DATA EXTRACT:
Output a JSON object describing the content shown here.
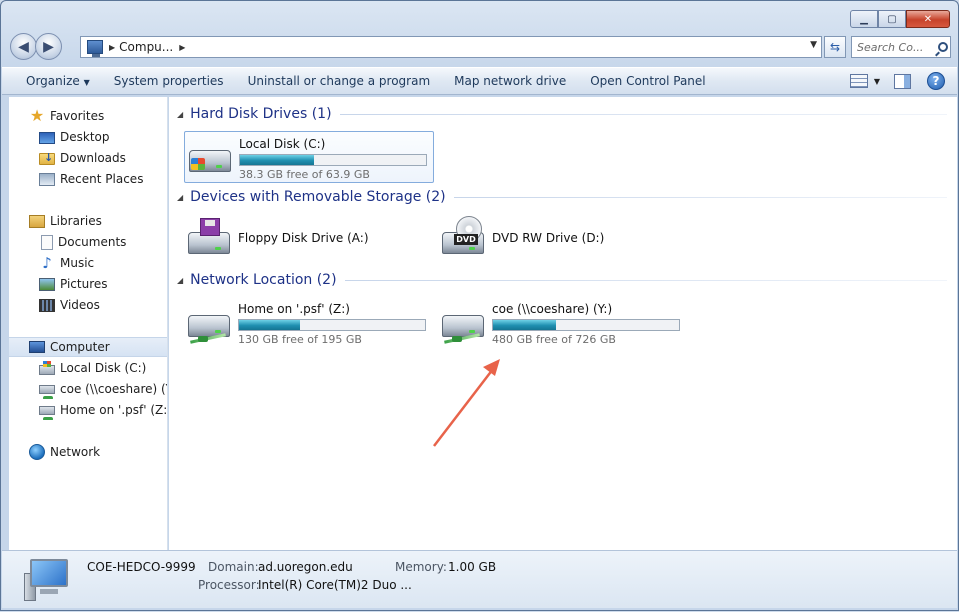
{
  "address": {
    "breadcrumb": "Compu..."
  },
  "search": {
    "placeholder": "Search Co..."
  },
  "toolbar": {
    "organize": "Organize",
    "system_properties": "System properties",
    "uninstall": "Uninstall or change a program",
    "map_drive": "Map network drive",
    "control_panel": "Open Control Panel"
  },
  "nav": {
    "favorites": "Favorites",
    "desktop": "Desktop",
    "downloads": "Downloads",
    "recent": "Recent Places",
    "libraries": "Libraries",
    "documents": "Documents",
    "music": "Music",
    "pictures": "Pictures",
    "videos": "Videos",
    "computer": "Computer",
    "local_disk": "Local Disk (C:)",
    "coe": "coe (\\\\coeshare) (Y:)",
    "home": "Home on '.psf' (Z:)",
    "network": "Network"
  },
  "groups": {
    "hdd": "Hard Disk Drives (1)",
    "removable": "Devices with Removable Storage (2)",
    "network": "Network Location (2)"
  },
  "drives": {
    "c": {
      "name": "Local Disk (C:)",
      "free": "38.3 GB free of 63.9 GB",
      "used_fraction": 0.4
    },
    "a": {
      "name": "Floppy Disk Drive (A:)"
    },
    "d": {
      "name": "DVD RW Drive (D:)"
    },
    "z": {
      "name": "Home on '.psf' (Z:)",
      "free": "130 GB free of 195 GB",
      "used_fraction": 0.33
    },
    "y": {
      "name": "coe (\\\\coeshare) (Y:)",
      "free": "480 GB free of 726 GB",
      "used_fraction": 0.34
    }
  },
  "details": {
    "computer_name": "COE-HEDCO-9999",
    "domain_label": "Domain:",
    "domain_value": "ad.uoregon.edu",
    "memory_label": "Memory:",
    "memory_value": "1.00 GB",
    "processor_label": "Processor:",
    "processor_value": "Intel(R) Core(TM)2 Duo ..."
  },
  "colors": {
    "annotation_arrow": "#e8634a",
    "group_title": "#1e3287",
    "bar_fill": "#1f8fb0"
  }
}
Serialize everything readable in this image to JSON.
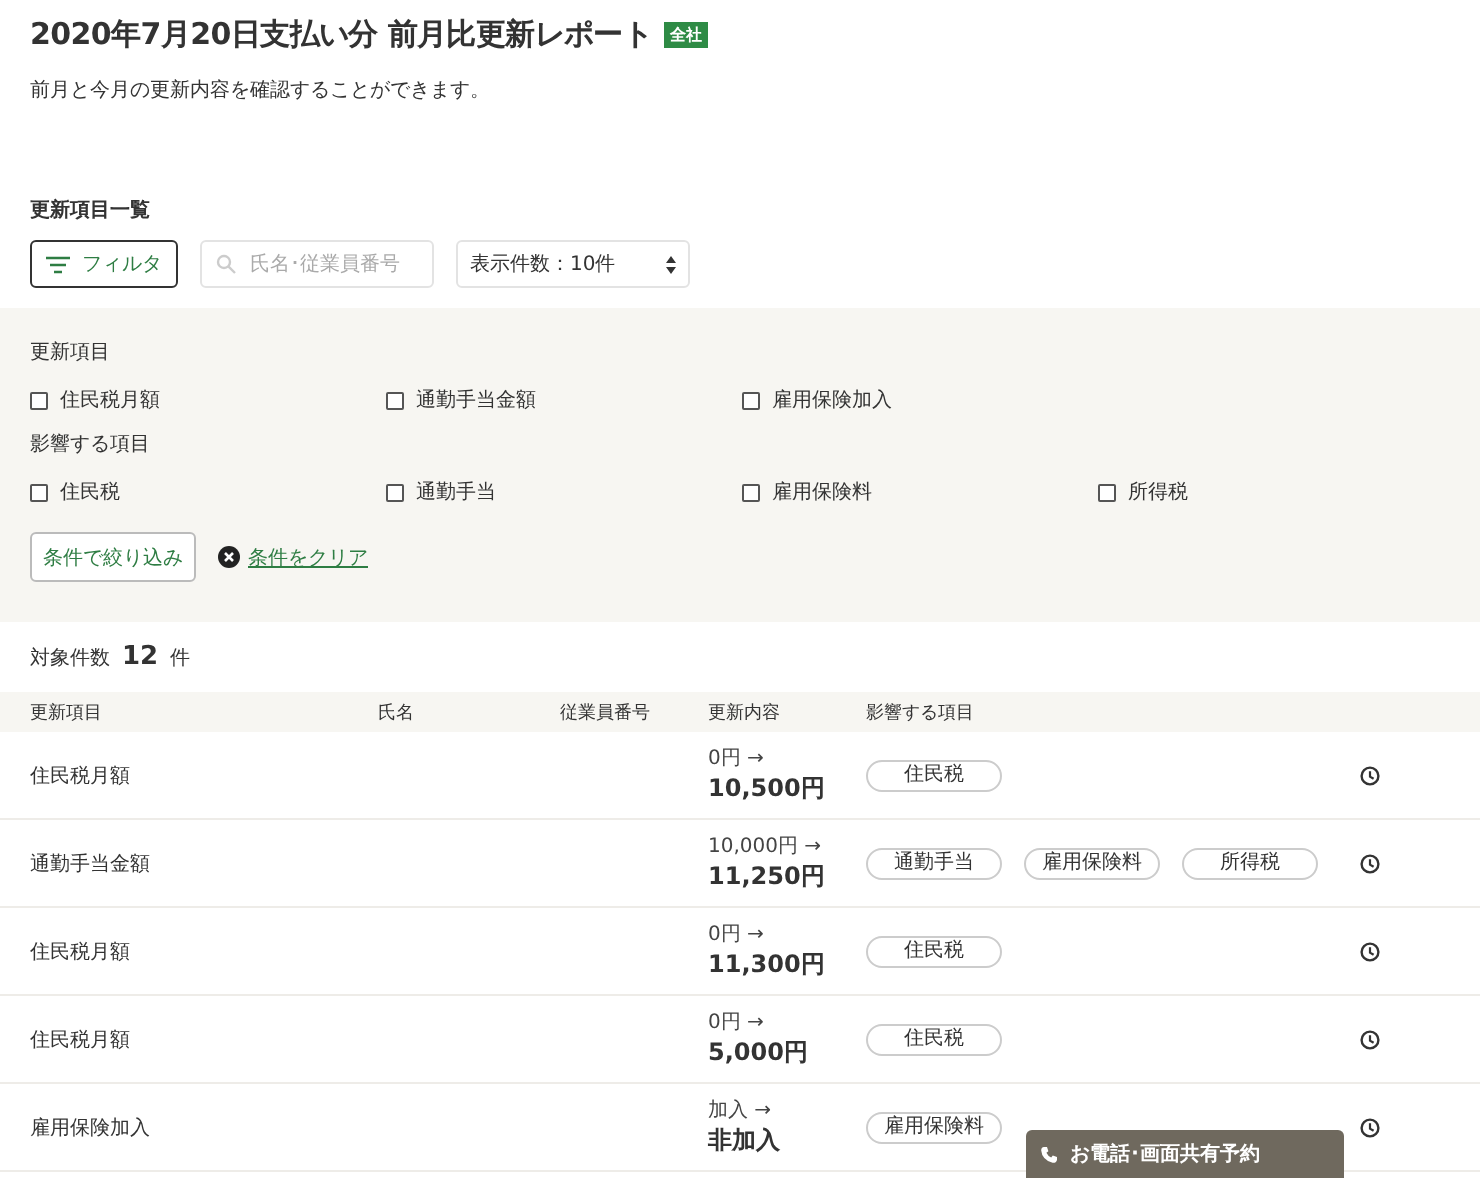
{
  "page": {
    "title": "2020年7月20日支払い分 前月比更新レポート",
    "badge": "全社",
    "description": "前月と今月の更新内容を確認することができます。"
  },
  "list_heading": "更新項目一覧",
  "toolbar": {
    "filter_button": "フィルタ",
    "search": {
      "placeholder": "氏名･従業員番号"
    },
    "page_size": {
      "value": "表示件数：10件"
    }
  },
  "filter_panel": {
    "groups": [
      {
        "label": "更新項目",
        "options": [
          {
            "label": "住民税月額",
            "checked": false
          },
          {
            "label": "通勤手当金額",
            "checked": false
          },
          {
            "label": "雇用保険加入",
            "checked": false
          }
        ]
      },
      {
        "label": "影響する項目",
        "options": [
          {
            "label": "住民税",
            "checked": false
          },
          {
            "label": "通勤手当",
            "checked": false
          },
          {
            "label": "雇用保険料",
            "checked": false
          },
          {
            "label": "所得税",
            "checked": false
          }
        ]
      }
    ],
    "apply_button": "条件で絞り込み",
    "clear_link": "条件をクリア"
  },
  "result_count": {
    "label": "対象件数",
    "count": "12",
    "unit": "件"
  },
  "table": {
    "columns": [
      "更新項目",
      "氏名",
      "従業員番号",
      "更新内容",
      "影響する項目"
    ],
    "rows": [
      {
        "item": "住民税月額",
        "before": "0円 →",
        "after": "10,500円",
        "tags": [
          "住民税"
        ]
      },
      {
        "item": "通勤手当金額",
        "before": "10,000円 →",
        "after": "11,250円",
        "tags": [
          "通勤手当",
          "雇用保険料",
          "所得税"
        ]
      },
      {
        "item": "住民税月額",
        "before": "0円 →",
        "after": "11,300円",
        "tags": [
          "住民税"
        ]
      },
      {
        "item": "住民税月額",
        "before": "0円 →",
        "after": "5,000円",
        "tags": [
          "住民税"
        ]
      },
      {
        "item": "雇用保険加入",
        "before": "加入 →",
        "after": "非加入",
        "tags": [
          "雇用保険料"
        ]
      }
    ]
  },
  "contact_banner": {
    "label": "お電話･画面共有予約"
  }
}
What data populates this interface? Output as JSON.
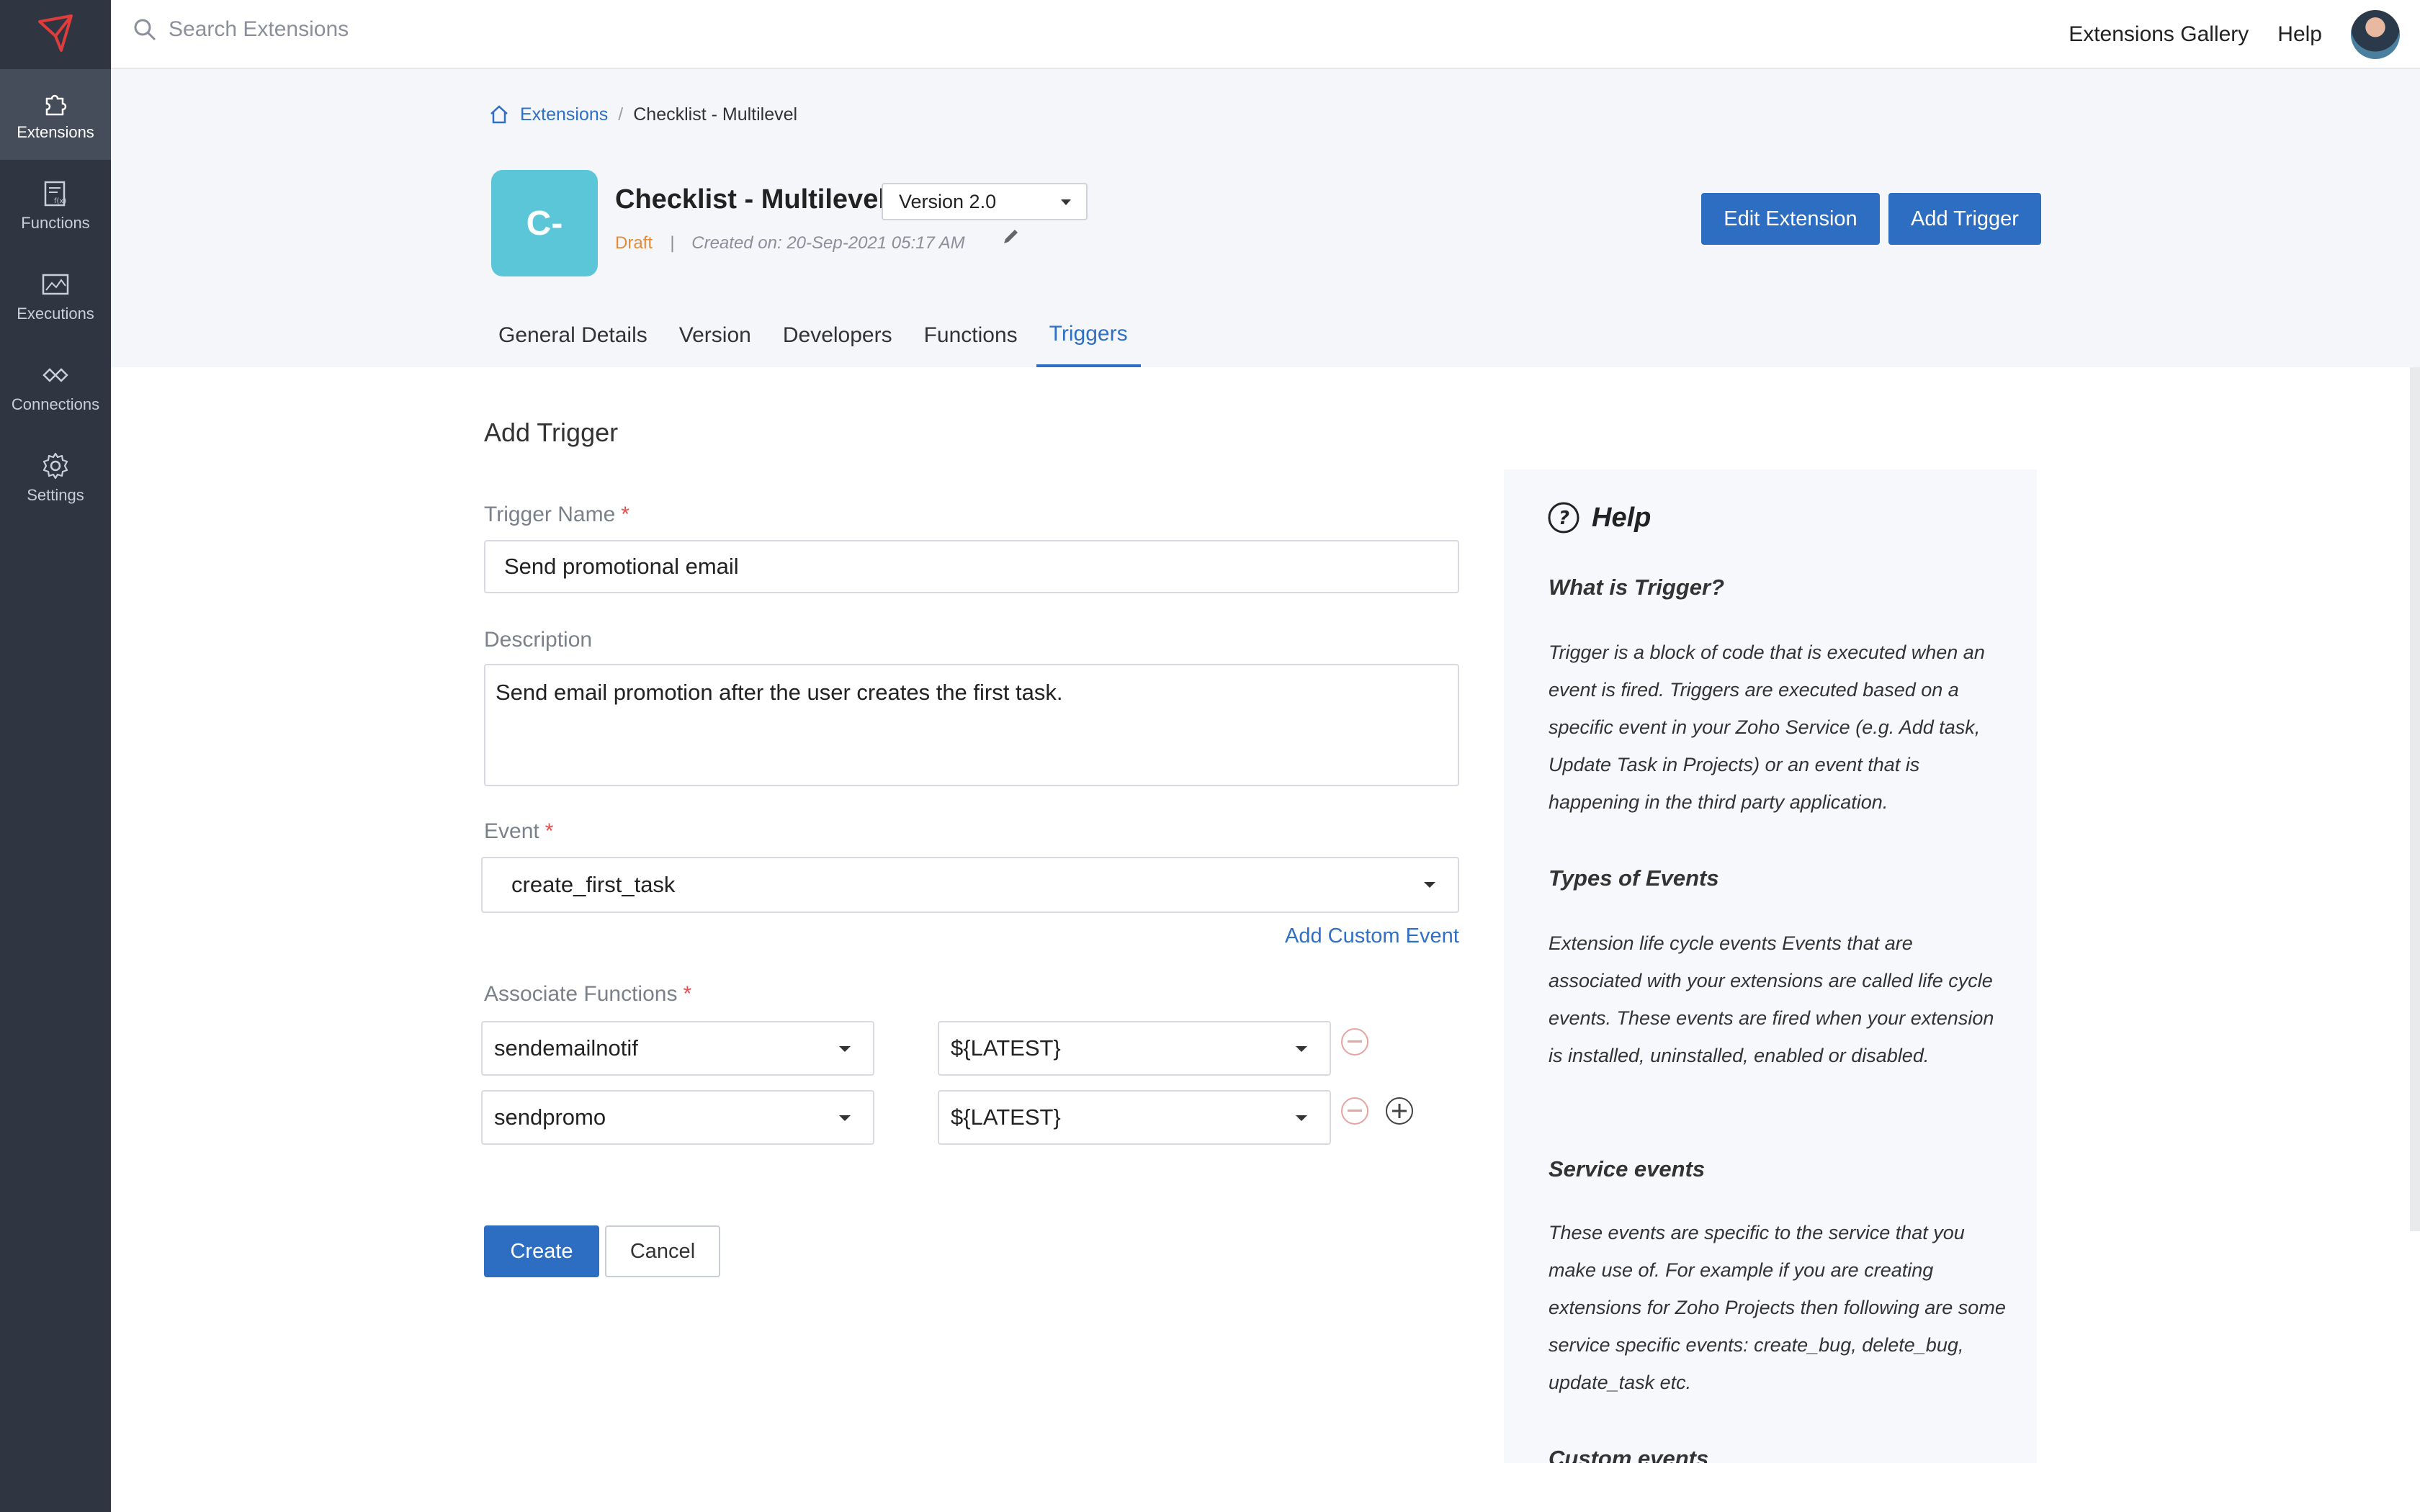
{
  "sidebar": {
    "items": [
      {
        "label": "Extensions",
        "icon": "puzzle-icon",
        "active": true
      },
      {
        "label": "Functions",
        "icon": "function-icon",
        "active": false
      },
      {
        "label": "Executions",
        "icon": "executions-icon",
        "active": false
      },
      {
        "label": "Connections",
        "icon": "connections-icon",
        "active": false
      },
      {
        "label": "Settings",
        "icon": "gear-icon",
        "active": false
      }
    ]
  },
  "topbar": {
    "search_placeholder": "Search Extensions",
    "gallery_link": "Extensions Gallery",
    "help_link": "Help"
  },
  "breadcrumb": {
    "root": "Extensions",
    "separator": "/",
    "current": "Checklist - Multilevel"
  },
  "extension": {
    "icon_text": "C-",
    "title": "Checklist - Multilevel",
    "version": "Version 2.0",
    "status": "Draft",
    "meta_separator": "|",
    "created": "Created on: 20-Sep-2021 05:17 AM"
  },
  "actions": {
    "edit": "Edit Extension",
    "add_trigger": "Add Trigger"
  },
  "tabs": [
    "General Details",
    "Version",
    "Developers",
    "Functions",
    "Triggers"
  ],
  "active_tab": "Triggers",
  "form": {
    "title": "Add Trigger",
    "trigger_name_label": "Trigger Name",
    "trigger_name_value": "Send promotional email",
    "required_mark": "*",
    "description_label": "Description",
    "description_value": "Send email promotion after the user creates the first task.",
    "event_label": "Event",
    "event_value": "create_first_task",
    "add_custom_event": "Add Custom Event",
    "associate_label": "Associate Functions",
    "functions": [
      {
        "name": "sendemailnotif",
        "version": "${LATEST}"
      },
      {
        "name": "sendpromo",
        "version": "${LATEST}"
      }
    ],
    "create": "Create",
    "cancel": "Cancel"
  },
  "help": {
    "title": "Help",
    "sections": [
      {
        "heading": "What is Trigger?",
        "body": "Trigger is a block of code that is executed when an event is fired. Triggers are executed based on a specific event in your Zoho Service (e.g. Add task, Update Task in Projects) or an event that is happening in the third party application."
      },
      {
        "heading": "Types of Events",
        "body": "Extension life cycle events Events that are associated with your extensions are called life cycle events. These events are fired when your extension is installed, uninstalled, enabled or disabled."
      },
      {
        "heading": "Service events",
        "body": "These events are specific to the service that you make use of. For example if you are creating extensions for Zoho Projects then following are some service specific events: create_bug, delete_bug, update_task etc."
      },
      {
        "heading": "Custom events",
        "body": ""
      }
    ]
  },
  "colors": {
    "sidebar": "#2f3541",
    "accent": "#2d6ec2",
    "extension_icon": "#5bc6d8",
    "draft": "#e58b3a",
    "required": "#e14f4f"
  }
}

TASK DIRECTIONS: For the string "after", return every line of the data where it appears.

RESULT OF THIS EXERCISE:
        "after": "10,500円",
        "after": "11,250円",
        "after": "11,300円",
        "after": "5,000円",
        "after": "非加入",
    "description_value": "Send email promotion after the user creates the first task.",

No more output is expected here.